DATASET RECORDS.

***

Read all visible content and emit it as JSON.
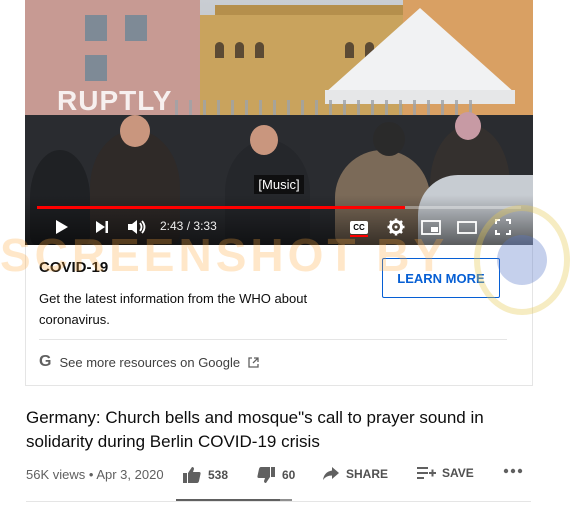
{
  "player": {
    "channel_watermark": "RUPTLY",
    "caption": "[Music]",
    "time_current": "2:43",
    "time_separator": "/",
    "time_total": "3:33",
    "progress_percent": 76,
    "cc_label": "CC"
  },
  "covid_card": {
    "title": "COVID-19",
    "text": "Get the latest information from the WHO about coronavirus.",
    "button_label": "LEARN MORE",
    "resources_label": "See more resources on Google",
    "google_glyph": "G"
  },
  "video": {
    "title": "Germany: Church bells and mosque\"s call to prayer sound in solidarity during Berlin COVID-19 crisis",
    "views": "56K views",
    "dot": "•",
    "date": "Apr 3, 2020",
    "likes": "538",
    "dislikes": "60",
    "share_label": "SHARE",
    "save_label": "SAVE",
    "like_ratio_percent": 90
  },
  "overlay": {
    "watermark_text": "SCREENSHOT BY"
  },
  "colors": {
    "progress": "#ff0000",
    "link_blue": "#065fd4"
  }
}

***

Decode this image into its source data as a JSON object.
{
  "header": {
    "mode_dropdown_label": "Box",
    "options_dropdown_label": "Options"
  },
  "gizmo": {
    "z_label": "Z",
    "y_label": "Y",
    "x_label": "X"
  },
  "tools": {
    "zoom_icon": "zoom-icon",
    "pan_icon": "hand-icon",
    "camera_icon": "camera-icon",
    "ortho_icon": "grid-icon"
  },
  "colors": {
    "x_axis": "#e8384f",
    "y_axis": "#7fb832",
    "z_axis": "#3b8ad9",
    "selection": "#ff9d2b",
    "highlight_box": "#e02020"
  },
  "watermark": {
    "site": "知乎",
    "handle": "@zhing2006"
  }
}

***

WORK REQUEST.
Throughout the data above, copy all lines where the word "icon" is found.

YOUR RESPONSE.
    "zoom_icon": "zoom-icon",
    "pan_icon": "hand-icon",
    "camera_icon": "camera-icon",
    "ortho_icon": "grid-icon"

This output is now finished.